that means that the economies that let their people keep the most
money will grow the fastest. It has a wonderfully bracing effect
and naturally, the governments that are so keen on competition policy
want to form into a cartel on taxes. Here is what McIntosh said:
an independent study commissioned by the European Union confirms
that taxing aviation fuel only in the EU would have very little
environmental effect and would discriminate against British and
and compress, "an independent study ... confirms that taxing
aviation fuel only in the EU ... would discriminate against ...
European carriers." This leads to two conclusions, firstly
Lord McIntosh is not a wordsmith and secondly that they want to
tax you. If you are in any doubt here is what he says near
hope that I have made it clear that there are significant disadvantages
in Britain or the European Union going it alone.
is the situation. Britain (and presumably the EU) wants to impose
taxes on aviation fuel. They do not want to impose taxes in Europe
alone. This can logically mean only one thing, that they want to
impose taxes internationally. Internationally means America. Although
it is not stated in this exchange, the British government has said
that they want this agreed in the autumn
of 2001, well within the next four years. Therefor under the
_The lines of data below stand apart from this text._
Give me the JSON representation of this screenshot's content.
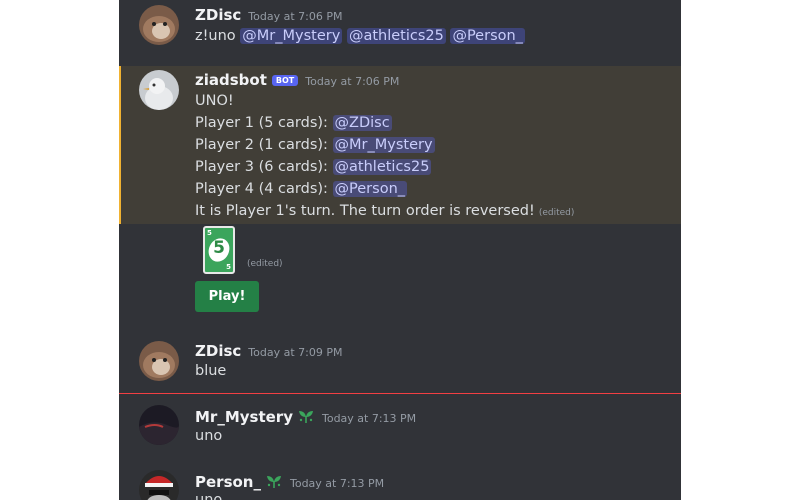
{
  "messages": [
    {
      "author": "ZDisc",
      "timestamp": "Today at 7:06 PM",
      "text_prefix": "z!uno ",
      "mentions": [
        "@Mr_Mystery",
        "@athletics25",
        "@Person_"
      ]
    },
    {
      "author": "ziadsbot",
      "badge": "BOT",
      "timestamp": "Today at 7:06 PM",
      "lines": [
        {
          "text": "UNO!"
        },
        {
          "text": "Player 1 (5 cards): ",
          "mention": "@ZDisc"
        },
        {
          "text": "Player 2 (1 cards): ",
          "mention": "@Mr_Mystery"
        },
        {
          "text": "Player 3 (6 cards): ",
          "mention": "@athletics25"
        },
        {
          "text": "Player 4 (4 cards): ",
          "mention": "@Person_"
        },
        {
          "text": "It is Player 1's turn. The turn order is reversed!",
          "edited": "(edited)"
        }
      ],
      "card": {
        "number": "5",
        "corner": "5",
        "color": "#3ba55c"
      },
      "card_edited": "(edited)",
      "button_label": "Play!"
    },
    {
      "author": "ZDisc",
      "timestamp": "Today at 7:09 PM",
      "text": "blue"
    },
    {
      "author": "Mr_Mystery",
      "timestamp": "Today at 7:13 PM",
      "text": "uno"
    },
    {
      "author": "Person_",
      "timestamp": "Today at 7:13 PM",
      "text": "uno"
    }
  ],
  "colors": {
    "background": "#313338",
    "highlight": "#413e37",
    "highlight_border": "#f0b232",
    "mention_bg": "#5865f2",
    "button": "#248046",
    "new_divider": "#f23f43"
  },
  "icons": {
    "role_icon": "sprout-icon"
  }
}
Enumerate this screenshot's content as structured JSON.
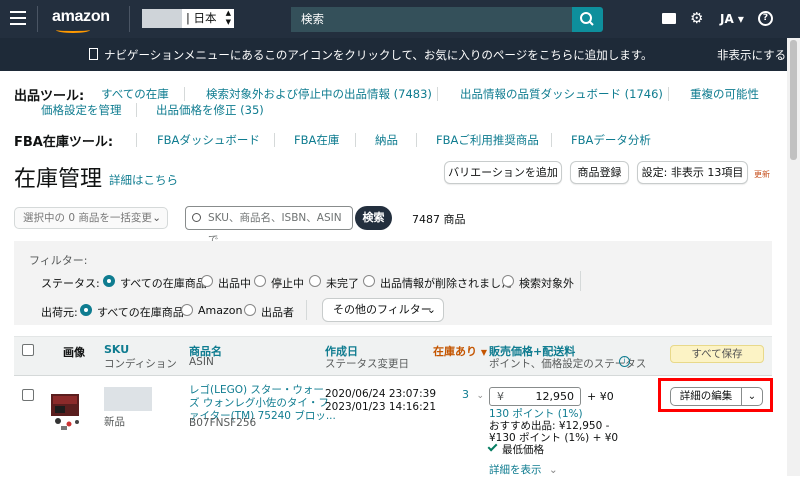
{
  "topbar": {
    "logo": "amazon",
    "locale": "| 日本",
    "search_placeholder": "検索",
    "lang": "JA ▾"
  },
  "navbar": {
    "message": "ナビゲーションメニューにあるこのアイコンをクリックして、お気に入りのページをこちらに追加します。",
    "hide": "非表示にする"
  },
  "listing_tools": {
    "label": "出品ツール:",
    "links": [
      "すべての在庫",
      "検索対象外および停止中の出品情報 (7483)",
      "出品情報の品質ダッシュボード (1746)",
      "重複の可能性",
      "価格設定を管理",
      "出品価格を修正 (35)"
    ]
  },
  "fba_tools": {
    "label": "FBA在庫ツール:",
    "links": [
      "FBAダッシュボード",
      "FBA在庫",
      "納品",
      "FBAご利用推奨商品",
      "FBAデータ分析"
    ]
  },
  "header": {
    "title": "在庫管理",
    "details_link": "詳細はこちら",
    "add_variation": "バリエーションを追加",
    "register_product": "商品登録",
    "settings": "設定: 非表示 13項目",
    "update": "更新"
  },
  "search": {
    "bulk_action": "選択中の 0 商品を一括変更",
    "placeholder": "SKU、商品名、ISBN、ASINで",
    "button": "検索",
    "count": "7487 商品"
  },
  "filters": {
    "label": "フィルター:",
    "status_label": "ステータス:",
    "status_options": [
      "すべての在庫商品",
      "出品中",
      "停止中",
      "未完了",
      "出品情報が削除されました",
      "検索対象外"
    ],
    "status_selected": 0,
    "fulfillment_label": "出荷元:",
    "fulfillment_options": [
      "すべての在庫商品",
      "Amazon",
      "出品者"
    ],
    "fulfillment_selected": 0,
    "other": "その他のフィルター"
  },
  "table": {
    "headers": {
      "image": "画像",
      "sku": "SKU",
      "condition": "コンディション",
      "product_name": "商品名",
      "asin": "ASIN",
      "created": "作成日",
      "status_changed": "ステータス変更日",
      "in_stock": "在庫あり",
      "price": "販売価格+配送料",
      "price_sub": "ポイント、価格設定のステータス",
      "save_all": "すべて保存"
    },
    "rows": [
      {
        "condition": "新品",
        "product_name_lines": [
          "レゴ(LEGO) スター・ウォー",
          "ズ ウォンレグ小佐のタイ・フ",
          "ァイター(TM) 75240 ブロッ..."
        ],
        "asin": "B07FNSF256",
        "created": "2020/06/24 23:07:39",
        "status_changed": "2023/01/23 14:16:21",
        "in_stock": "3",
        "price_yen": "¥",
        "price": "12,950",
        "shipping": "+ ¥0",
        "points": "130 ポイント (1%)",
        "recommended_1": "おすすめ出品: ¥12,950 -",
        "recommended_2": "¥130 ポイント (1%) + ¥0",
        "lowest": "最低価格",
        "show_details": "詳細を表示",
        "edit": "詳細の編集"
      }
    ]
  }
}
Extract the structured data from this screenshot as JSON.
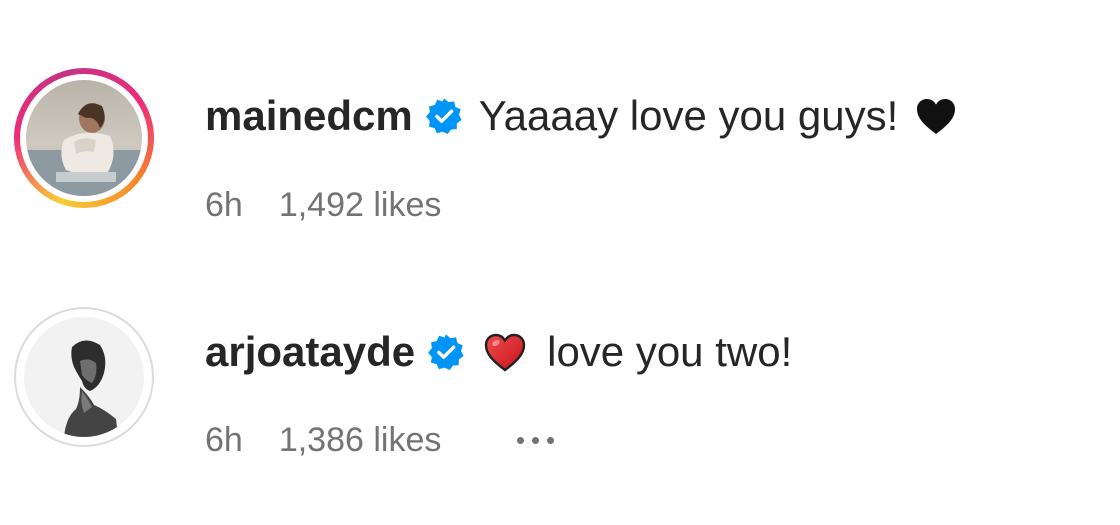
{
  "comments": [
    {
      "username": "mainedcm",
      "verified": true,
      "text": "Yaaaay love you guys!",
      "emoji": "black-heart",
      "time": "6h",
      "likes": "1,492 likes",
      "has_story_ring": true
    },
    {
      "username": "arjoatayde",
      "verified": true,
      "text": "love you two!",
      "emoji": "red-heart",
      "time": "6h",
      "likes": "1,386 likes",
      "has_story_ring": false,
      "more_options": "•••"
    }
  ],
  "colors": {
    "verified_badge": "#0095f6",
    "text_primary": "#262626",
    "text_secondary": "#737373",
    "red_heart": "#e0242b"
  }
}
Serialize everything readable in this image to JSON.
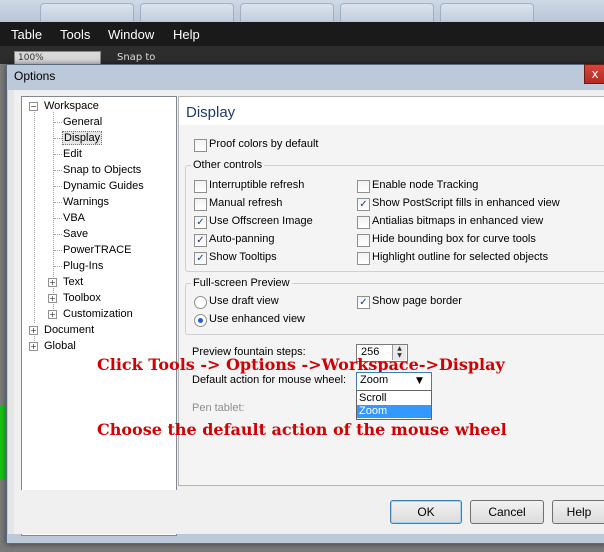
{
  "menubar": {
    "items": [
      "Table",
      "Tools",
      "Window",
      "Help"
    ]
  },
  "toolbar": {
    "zoom": "100%",
    "snap_label": "Snap to"
  },
  "dialog": {
    "title": "Options",
    "close": "x",
    "tree": {
      "items": [
        {
          "label": "Workspace",
          "level": 0,
          "expander": "−"
        },
        {
          "label": "General",
          "level": 1
        },
        {
          "label": "Display",
          "level": 1,
          "selected": true
        },
        {
          "label": "Edit",
          "level": 1
        },
        {
          "label": "Snap to Objects",
          "level": 1
        },
        {
          "label": "Dynamic Guides",
          "level": 1
        },
        {
          "label": "Warnings",
          "level": 1
        },
        {
          "label": "VBA",
          "level": 1
        },
        {
          "label": "Save",
          "level": 1
        },
        {
          "label": "PowerTRACE",
          "level": 1
        },
        {
          "label": "Plug-Ins",
          "level": 1
        },
        {
          "label": "Text",
          "level": 1,
          "expander": "+"
        },
        {
          "label": "Toolbox",
          "level": 1,
          "expander": "+"
        },
        {
          "label": "Customization",
          "level": 1,
          "expander": "+"
        },
        {
          "label": "Document",
          "level": 0,
          "expander": "+"
        },
        {
          "label": "Global",
          "level": 0,
          "expander": "+"
        }
      ]
    },
    "panel": {
      "title": "Display",
      "proof_colors": {
        "label": "Proof colors by default",
        "checked": false
      },
      "other_controls": {
        "label": "Other controls",
        "left": [
          {
            "label": "Interruptible refresh",
            "checked": false
          },
          {
            "label": "Manual refresh",
            "checked": false
          },
          {
            "label": "Use Offscreen Image",
            "checked": true
          },
          {
            "label": "Auto-panning",
            "checked": true
          },
          {
            "label": "Show Tooltips",
            "checked": true
          }
        ],
        "right": [
          {
            "label": "Enable node Tracking",
            "checked": false
          },
          {
            "label": "Show PostScript fills in enhanced view",
            "checked": true
          },
          {
            "label": "Antialias bitmaps in enhanced view",
            "checked": false
          },
          {
            "label": "Hide bounding box for curve tools",
            "checked": false
          },
          {
            "label": "Highlight outline for selected objects",
            "checked": false
          }
        ]
      },
      "fullscreen": {
        "label": "Full-screen Preview",
        "draft": {
          "label": "Use draft view",
          "selected": false
        },
        "enhanced": {
          "label": "Use enhanced view",
          "selected": true
        },
        "page_border": {
          "label": "Show page border",
          "checked": true
        }
      },
      "fountain_steps": {
        "label": "Preview fountain steps:",
        "value": "256"
      },
      "mouse_wheel": {
        "label": "Default action for mouse wheel:",
        "value": "Zoom",
        "options": [
          "Scroll",
          "Zoom"
        ]
      },
      "pen_tablet": {
        "label": "Pen tablet:"
      }
    },
    "buttons": {
      "ok": "OK",
      "cancel": "Cancel",
      "help": "Help"
    }
  },
  "annotations": {
    "line1": "Click Tools -> Options ->Workspace->Display",
    "line2": "Choose the default action of the mouse wheel"
  },
  "colors": {
    "annotation": "#d20000",
    "selection": "#3399ff",
    "panel_title": "#1e3a6e"
  }
}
next presidency, they will want to increase significantly the price
of airline tickets through this tax. So, who knows about it?
will really suffer? Obviously, it will be the flights where fuel
is a large part of the budget. As the amount of fuel is fairly constant
then it will be those flights that don't have much in the way of
stewardess service or free drinks. Low margin flights. Which flights
have the lowest margins? Internal flights. Which country has the
most people flying internally? The United States. You will see the
poor, and to use Al Gore's phrase "working families", being taxed
on to Greyhounds. This tax will also tax those businesses that have
to move executives around the country quickly, a tax on business
and economic efficiency. Surely a tax like this would be roundly
condemned or stoutly defended. So what are the candidates saying?
A DICKIE BIRD
a search of the web sites reveals more than intended. Using the
simple search "aviation fuel tax" the Bush
site comes with the message, "Your search returned no results."
Not surprising really, but then the Bush campaign are not always
the best at finding a winning issue. I then went to Gore's
website. The search (when choosing all rather than any terms)
came up with the equally illuminating "Sorry, no matches were found
containing aviation fuel tax." So why the mute button? Is
this a new idea? Well, no it has been on the table from the UK at
least since 1999, and its been touted by the OECD since
1997. Is it going to have a small impact? Quadrupling fuel prices,
doubling the price of some budget flights, what do you think?
WILL FIGHT (FOR) YOU
course, you can rely on fighting Al. His book "Earth in the Balance"
came up with such classics as the plan to eliminate the motor car
in 25 years time (so he has another 17 to go). Is this a man to
stand up for the small company sending a negotiating team to a big
customer, the working families on holiday, the job seekers? Not
Al it seems. This new tax could have a massive effect on the American
way of life and it will be done by treaty. At the very least, the
presidential candidates could let you know where they stand on this.